▶ [TASK INSTRUCTIONS]
What is needed is each line of the data below that holds the string "glyph".

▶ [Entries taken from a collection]
▬▬▬▬▬▬▬▬▬▬
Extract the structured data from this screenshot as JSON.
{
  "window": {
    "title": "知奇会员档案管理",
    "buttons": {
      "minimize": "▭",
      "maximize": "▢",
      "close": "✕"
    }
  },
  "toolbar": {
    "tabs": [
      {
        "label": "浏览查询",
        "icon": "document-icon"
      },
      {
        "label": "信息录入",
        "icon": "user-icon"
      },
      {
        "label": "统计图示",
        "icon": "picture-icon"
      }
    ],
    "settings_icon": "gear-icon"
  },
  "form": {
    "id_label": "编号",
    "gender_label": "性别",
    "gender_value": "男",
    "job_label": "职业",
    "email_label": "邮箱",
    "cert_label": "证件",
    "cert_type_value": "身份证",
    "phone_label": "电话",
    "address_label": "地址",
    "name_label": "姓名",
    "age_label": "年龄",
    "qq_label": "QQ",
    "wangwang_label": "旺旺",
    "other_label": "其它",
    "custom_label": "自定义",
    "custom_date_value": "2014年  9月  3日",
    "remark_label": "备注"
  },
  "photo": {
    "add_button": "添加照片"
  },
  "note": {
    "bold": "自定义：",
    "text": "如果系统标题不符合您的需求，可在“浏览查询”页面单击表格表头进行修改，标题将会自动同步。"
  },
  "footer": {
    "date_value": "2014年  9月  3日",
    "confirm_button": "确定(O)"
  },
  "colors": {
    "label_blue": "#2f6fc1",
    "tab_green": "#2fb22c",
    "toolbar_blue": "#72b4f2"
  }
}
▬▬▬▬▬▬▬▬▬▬
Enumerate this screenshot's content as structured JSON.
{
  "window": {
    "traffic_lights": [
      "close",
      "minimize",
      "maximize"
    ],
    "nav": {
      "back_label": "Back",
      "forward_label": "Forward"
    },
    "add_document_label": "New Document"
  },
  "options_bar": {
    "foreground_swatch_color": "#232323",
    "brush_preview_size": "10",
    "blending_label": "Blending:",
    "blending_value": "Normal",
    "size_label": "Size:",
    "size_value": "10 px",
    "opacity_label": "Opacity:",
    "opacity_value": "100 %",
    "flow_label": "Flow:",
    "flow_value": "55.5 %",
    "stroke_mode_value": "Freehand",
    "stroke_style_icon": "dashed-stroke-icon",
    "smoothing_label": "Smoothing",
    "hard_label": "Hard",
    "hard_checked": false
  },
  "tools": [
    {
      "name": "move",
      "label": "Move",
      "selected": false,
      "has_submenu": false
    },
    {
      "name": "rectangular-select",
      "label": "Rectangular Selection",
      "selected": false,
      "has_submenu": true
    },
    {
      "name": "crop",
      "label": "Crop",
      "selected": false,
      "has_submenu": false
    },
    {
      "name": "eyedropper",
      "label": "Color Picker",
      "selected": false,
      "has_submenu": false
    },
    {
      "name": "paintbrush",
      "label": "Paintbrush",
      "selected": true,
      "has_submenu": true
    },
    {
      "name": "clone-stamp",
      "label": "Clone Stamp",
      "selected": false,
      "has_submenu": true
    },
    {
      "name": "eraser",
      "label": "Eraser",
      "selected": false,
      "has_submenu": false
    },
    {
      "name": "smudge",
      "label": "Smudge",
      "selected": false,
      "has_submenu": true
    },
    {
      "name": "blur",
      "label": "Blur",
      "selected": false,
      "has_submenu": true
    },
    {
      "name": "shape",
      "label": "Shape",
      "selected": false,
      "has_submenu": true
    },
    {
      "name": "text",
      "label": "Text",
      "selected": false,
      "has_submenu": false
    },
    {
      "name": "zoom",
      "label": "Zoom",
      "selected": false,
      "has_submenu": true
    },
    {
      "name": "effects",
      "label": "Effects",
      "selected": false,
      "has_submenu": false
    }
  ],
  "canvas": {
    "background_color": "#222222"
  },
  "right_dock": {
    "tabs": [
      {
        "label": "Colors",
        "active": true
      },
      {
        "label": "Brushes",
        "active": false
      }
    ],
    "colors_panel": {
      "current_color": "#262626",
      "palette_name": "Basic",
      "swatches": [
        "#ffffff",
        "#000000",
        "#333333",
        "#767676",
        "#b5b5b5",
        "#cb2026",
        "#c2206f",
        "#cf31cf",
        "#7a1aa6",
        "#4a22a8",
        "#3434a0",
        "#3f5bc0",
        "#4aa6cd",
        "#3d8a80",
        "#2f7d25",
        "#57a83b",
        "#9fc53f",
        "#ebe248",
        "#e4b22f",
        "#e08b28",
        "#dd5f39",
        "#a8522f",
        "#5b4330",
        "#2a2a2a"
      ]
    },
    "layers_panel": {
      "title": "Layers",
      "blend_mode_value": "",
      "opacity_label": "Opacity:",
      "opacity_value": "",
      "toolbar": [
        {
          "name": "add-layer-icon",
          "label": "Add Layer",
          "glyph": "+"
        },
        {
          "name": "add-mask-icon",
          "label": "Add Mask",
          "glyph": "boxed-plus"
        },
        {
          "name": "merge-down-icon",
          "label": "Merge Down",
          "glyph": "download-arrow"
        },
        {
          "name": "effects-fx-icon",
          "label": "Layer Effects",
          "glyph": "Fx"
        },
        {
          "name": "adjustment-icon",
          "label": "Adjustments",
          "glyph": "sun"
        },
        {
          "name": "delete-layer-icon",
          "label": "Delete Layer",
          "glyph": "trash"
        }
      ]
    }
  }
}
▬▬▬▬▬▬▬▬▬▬
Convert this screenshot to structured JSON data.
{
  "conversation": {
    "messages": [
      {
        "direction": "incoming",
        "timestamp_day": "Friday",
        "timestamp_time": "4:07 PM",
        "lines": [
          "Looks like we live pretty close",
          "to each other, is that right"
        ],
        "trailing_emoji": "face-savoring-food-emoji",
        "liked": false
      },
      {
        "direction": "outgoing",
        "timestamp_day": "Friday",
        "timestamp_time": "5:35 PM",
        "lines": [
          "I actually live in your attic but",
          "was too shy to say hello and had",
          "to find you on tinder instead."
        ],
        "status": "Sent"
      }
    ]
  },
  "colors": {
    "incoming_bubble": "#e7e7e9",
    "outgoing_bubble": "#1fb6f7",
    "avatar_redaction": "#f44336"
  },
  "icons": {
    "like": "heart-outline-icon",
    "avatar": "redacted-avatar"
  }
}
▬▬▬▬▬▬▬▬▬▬
▶ [ANSWER FOR THE TASK]
          "glyph": "+"
          "glyph": "boxed-plus"
          "glyph": "download-arrow"
          "glyph": "Fx"
          "glyph": "sun"
          "glyph": "trash"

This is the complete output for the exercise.